We don’t have a large pool of riders that we can pull upon when we need, so we’re really careful about how many riders we employ at a time and don’t take on more riders unless there is a genuine need. It’s something that has to be carefully monitored, so it’s a commitment that has been set from the get-go. We keep riders and have many that have worked with us for over two years, which means that we can trust them to use the streets in a way that promotes what we’re about. We have a responsibility to respect the roads, and we have consistent performance management tools that allow us to flag when riders aren’t honouring these rules, rather than just flagging delivery times.

Prioritising the wellness of employees seems to have a positive impact on the wellness of the city and communities they’re serving.

We have feedback that even when someone hasn’t been a rider for that long, they quickly develop a closer relationship with the city.

I was employed as a rider for the first 16 months of my time at Pedal Me, and I quickly got to know certain people from being on the street all the time. Whether it was other Pedal Me riders or business owners I would deliver to, I found myself waving at random people while I was cycling around London which never happened before, and only happened as a result of my work. 

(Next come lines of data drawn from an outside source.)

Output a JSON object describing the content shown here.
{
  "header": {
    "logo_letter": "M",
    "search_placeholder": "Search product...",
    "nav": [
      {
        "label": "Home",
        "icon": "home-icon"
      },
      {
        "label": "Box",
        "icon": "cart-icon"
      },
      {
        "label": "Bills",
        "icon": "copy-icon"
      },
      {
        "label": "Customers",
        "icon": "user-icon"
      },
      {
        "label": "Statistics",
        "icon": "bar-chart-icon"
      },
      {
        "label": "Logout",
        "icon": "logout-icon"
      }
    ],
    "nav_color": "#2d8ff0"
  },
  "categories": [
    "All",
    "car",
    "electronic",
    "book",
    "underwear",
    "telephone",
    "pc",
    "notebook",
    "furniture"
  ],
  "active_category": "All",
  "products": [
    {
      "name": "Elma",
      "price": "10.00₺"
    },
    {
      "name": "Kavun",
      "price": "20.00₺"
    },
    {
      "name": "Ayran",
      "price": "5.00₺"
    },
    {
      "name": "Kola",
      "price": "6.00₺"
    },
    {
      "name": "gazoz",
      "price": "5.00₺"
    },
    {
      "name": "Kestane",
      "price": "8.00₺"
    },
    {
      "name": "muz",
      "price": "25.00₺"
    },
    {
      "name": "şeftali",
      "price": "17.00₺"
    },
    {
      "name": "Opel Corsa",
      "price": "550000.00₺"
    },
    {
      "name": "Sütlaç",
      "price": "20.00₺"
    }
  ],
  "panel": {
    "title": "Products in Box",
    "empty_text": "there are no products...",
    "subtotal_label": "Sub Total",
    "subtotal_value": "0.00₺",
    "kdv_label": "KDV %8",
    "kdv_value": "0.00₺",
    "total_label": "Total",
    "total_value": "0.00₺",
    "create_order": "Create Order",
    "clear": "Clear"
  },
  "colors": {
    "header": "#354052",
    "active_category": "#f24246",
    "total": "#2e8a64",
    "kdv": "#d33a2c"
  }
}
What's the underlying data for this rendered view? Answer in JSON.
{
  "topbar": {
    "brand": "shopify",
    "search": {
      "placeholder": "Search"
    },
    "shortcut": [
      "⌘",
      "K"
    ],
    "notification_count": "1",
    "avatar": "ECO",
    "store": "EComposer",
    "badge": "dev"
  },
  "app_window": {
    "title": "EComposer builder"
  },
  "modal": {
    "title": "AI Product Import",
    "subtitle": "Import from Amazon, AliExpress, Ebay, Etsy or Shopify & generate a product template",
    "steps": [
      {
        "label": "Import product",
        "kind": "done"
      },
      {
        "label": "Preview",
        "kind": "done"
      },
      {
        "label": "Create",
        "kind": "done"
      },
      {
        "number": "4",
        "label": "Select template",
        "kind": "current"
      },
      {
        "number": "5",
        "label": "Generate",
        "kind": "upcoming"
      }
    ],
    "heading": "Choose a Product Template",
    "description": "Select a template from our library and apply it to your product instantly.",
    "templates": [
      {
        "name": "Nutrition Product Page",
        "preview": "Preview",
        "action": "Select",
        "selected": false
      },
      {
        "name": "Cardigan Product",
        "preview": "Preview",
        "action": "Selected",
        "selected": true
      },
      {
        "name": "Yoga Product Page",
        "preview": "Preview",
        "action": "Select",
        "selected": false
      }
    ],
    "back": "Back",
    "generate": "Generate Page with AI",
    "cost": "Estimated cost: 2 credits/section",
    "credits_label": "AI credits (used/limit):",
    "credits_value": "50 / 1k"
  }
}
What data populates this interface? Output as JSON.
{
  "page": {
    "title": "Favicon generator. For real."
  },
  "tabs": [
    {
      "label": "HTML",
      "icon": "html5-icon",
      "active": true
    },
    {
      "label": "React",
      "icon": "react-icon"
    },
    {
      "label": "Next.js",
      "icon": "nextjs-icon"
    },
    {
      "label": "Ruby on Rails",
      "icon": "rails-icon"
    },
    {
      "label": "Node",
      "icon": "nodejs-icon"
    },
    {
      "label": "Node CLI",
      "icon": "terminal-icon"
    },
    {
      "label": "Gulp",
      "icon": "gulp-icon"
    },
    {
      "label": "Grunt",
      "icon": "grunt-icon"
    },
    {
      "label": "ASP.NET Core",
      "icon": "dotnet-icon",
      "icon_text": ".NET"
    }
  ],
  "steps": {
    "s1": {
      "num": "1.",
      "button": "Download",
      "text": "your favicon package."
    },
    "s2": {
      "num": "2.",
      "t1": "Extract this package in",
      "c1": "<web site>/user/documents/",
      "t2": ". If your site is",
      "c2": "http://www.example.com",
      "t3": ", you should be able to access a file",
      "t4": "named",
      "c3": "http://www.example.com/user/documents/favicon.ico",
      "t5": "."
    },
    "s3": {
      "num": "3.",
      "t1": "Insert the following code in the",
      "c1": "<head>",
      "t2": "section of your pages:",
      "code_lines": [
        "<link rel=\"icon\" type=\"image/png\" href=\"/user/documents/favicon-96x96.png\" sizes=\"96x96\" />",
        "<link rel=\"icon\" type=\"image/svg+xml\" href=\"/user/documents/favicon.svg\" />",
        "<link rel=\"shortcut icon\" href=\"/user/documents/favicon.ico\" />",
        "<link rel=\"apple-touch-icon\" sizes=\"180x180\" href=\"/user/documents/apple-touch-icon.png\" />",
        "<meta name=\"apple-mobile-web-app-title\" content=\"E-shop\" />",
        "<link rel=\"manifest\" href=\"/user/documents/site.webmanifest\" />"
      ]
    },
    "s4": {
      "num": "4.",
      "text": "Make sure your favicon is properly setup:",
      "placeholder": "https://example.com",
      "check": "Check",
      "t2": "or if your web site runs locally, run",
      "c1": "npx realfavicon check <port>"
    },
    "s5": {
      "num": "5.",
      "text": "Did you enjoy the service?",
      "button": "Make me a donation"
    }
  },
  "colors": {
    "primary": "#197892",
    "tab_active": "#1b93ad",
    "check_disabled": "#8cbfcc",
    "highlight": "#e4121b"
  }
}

Outside of direct work, being given free use of the bike also means that Pedal Me riders are incentivised to do good deeds around work deliveries. Whether it’s helping a friend move something from A to B or giving people in need lifts. We even had a rider during the pandemic use their bike to deliver school meals locally in their neighbourhood. The city becomes a community through the bike, and as we’re so visible on the street, Pedal Me becomes a champion for that. 


What was the journey towards forming these goals and structures that you now work with? 

The seed of Pedal Me was planted through the meeting of a number of the original co-founders and original employees connected to local council cycle training. There were a number of schools that needed bikes; such as for kids who were learning how to cycle. I think one of the first trailer jobs that was done was transporting these bikes between schools, which is still a job we do today, so the community element has always been present. In terms of surviving ethos, that’s something that’s very much there; doing things out of goodwill for the sake of the community and promoting cycling generally is something that’s carried through from the beginning. In terms of pay and commission, that’s something which developed more organically as we try to keep in mind what other companies are doing but also be as fair as possible. 

Are there any last points you would like to add or hopes for the future of logistics and cycling in general – or for Pedal Me?

We’re hopeful that cargo cycling logistics is seen less and less as a novelty and more as what it is –  the  most efficient way to move things from A to B – and that the city can develop policies which facilitate that. This would in turn mean that it’d be less difficult for all companies to employ riders fairly and that the industry can be given the space and funding to grow as it should. There are lots of businesses that use us on a daily basis and they’re not using us because it’s a novelty; they’re using us because we’re the fastest way and it makes the most sense for their deliveries. If it can be viewed more widely that way, that would allow every other element to flourish as well.


All Images: Pedal Me